• **Work order**
Print every record below exactly as written.

• **Material provided**
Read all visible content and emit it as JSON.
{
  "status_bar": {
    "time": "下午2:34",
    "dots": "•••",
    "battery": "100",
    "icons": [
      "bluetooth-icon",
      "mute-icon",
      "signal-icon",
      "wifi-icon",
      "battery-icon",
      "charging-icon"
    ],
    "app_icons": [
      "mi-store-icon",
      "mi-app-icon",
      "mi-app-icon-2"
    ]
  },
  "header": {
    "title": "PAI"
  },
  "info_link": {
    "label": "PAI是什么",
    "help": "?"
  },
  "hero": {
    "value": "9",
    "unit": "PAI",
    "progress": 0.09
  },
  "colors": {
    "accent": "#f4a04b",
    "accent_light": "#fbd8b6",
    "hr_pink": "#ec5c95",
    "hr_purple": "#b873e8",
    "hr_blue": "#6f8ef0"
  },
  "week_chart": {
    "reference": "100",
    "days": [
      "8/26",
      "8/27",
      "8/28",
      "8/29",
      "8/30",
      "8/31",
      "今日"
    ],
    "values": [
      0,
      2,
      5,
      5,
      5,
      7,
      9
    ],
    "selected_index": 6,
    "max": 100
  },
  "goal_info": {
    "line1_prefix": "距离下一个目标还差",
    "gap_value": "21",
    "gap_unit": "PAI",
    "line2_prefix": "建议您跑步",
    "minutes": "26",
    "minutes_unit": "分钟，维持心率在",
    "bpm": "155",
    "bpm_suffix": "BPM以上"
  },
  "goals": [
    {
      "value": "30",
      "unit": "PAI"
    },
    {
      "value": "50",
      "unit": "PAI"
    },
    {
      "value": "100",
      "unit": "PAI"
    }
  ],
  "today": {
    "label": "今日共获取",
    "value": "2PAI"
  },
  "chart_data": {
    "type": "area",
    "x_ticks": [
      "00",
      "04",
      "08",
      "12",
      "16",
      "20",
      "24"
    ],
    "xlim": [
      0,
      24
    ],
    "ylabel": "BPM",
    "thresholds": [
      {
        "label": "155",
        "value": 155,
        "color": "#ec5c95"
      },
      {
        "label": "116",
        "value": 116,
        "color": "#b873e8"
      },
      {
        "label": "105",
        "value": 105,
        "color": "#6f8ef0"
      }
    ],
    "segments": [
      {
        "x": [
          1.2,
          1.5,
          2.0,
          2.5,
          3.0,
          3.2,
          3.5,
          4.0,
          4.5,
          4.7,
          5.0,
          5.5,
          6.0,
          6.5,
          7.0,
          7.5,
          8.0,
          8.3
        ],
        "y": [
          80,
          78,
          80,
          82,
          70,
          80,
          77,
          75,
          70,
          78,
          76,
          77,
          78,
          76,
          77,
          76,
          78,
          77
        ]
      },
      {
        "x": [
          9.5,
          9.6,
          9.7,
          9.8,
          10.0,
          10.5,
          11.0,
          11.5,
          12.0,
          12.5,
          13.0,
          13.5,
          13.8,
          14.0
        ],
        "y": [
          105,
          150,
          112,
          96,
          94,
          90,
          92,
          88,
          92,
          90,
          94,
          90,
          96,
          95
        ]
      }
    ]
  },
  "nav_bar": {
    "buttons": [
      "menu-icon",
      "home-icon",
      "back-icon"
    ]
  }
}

• **Answer to this exercise**
Read all visible content and emit it as JSON.
{
  "status_bar": {
    "time": "下午2:34",
    "dots": "•••",
    "battery": "100",
    "icons": [
      "bluetooth-icon",
      "mute-icon",
      "signal-icon",
      "wifi-icon",
      "battery-icon",
      "charging-icon"
    ],
    "app_icons": [
      "mi-store-icon",
      "mi-app-icon",
      "mi-app-icon-2"
    ]
  },
  "header": {
    "title": "PAI"
  },
  "info_link": {
    "label": "PAI是什么",
    "help": "?"
  },
  "hero": {
    "value": "9",
    "unit": "PAI",
    "progress": 0.09
  },
  "colors": {
    "accent": "#f4a04b",
    "accent_light": "#fbd8b6",
    "hr_pink": "#ec5c95",
    "hr_purple": "#b873e8",
    "hr_blue": "#6f8ef0"
  },
  "week_chart": {
    "reference": "100",
    "days": [
      "8/26",
      "8/27",
      "8/28",
      "8/29",
      "8/30",
      "8/31",
      "今日"
    ],
    "values": [
      0,
      2,
      5,
      5,
      5,
      7,
      9
    ],
    "selected_index": 6,
    "max": 100
  },
  "goal_info": {
    "line1_prefix": "距离下一个目标还差",
    "gap_value": "21",
    "gap_unit": "PAI",
    "line2_prefix": "建议您跑步",
    "minutes": "26",
    "minutes_unit": "分钟，维持心率在",
    "bpm": "155",
    "bpm_suffix": "BPM以上"
  },
  "goals": [
    {
      "value": "30",
      "unit": "PAI"
    },
    {
      "value": "50",
      "unit": "PAI"
    },
    {
      "value": "100",
      "unit": "PAI"
    }
  ],
  "today": {
    "label": "今日共获取",
    "value": "2PAI"
  },
  "chart_data": {
    "type": "area",
    "x_ticks": [
      "00",
      "04",
      "08",
      "12",
      "16",
      "20",
      "24"
    ],
    "xlim": [
      0,
      24
    ],
    "ylabel": "BPM",
    "thresholds": [
      {
        "label": "155",
        "value": 155,
        "color": "#ec5c95"
      },
      {
        "label": "116",
        "value": 116,
        "color": "#b873e8"
      },
      {
        "label": "105",
        "value": 105,
        "color": "#6f8ef0"
      }
    ],
    "segments": [
      {
        "x": [
          1.2,
          1.5,
          2.0,
          2.5,
          3.0,
          3.2,
          3.5,
          4.0,
          4.5,
          4.7,
          5.0,
          5.5,
          6.0,
          6.5,
          7.0,
          7.5,
          8.0,
          8.3
        ],
        "y": [
          80,
          78,
          80,
          82,
          70,
          80,
          77,
          75,
          70,
          78,
          76,
          77,
          78,
          76,
          77,
          76,
          78,
          77
        ]
      },
      {
        "x": [
          9.5,
          9.6,
          9.7,
          9.8,
          10.0,
          10.5,
          11.0,
          11.5,
          12.0,
          12.5,
          13.0,
          13.5,
          13.8,
          14.0
        ],
        "y": [
          105,
          150,
          112,
          96,
          94,
          90,
          92,
          88,
          92,
          90,
          94,
          90,
          96,
          95
        ]
      }
    ]
  },
  "nav_bar": {
    "buttons": [
      "menu-icon",
      "home-icon",
      "back-icon"
    ]
  }
}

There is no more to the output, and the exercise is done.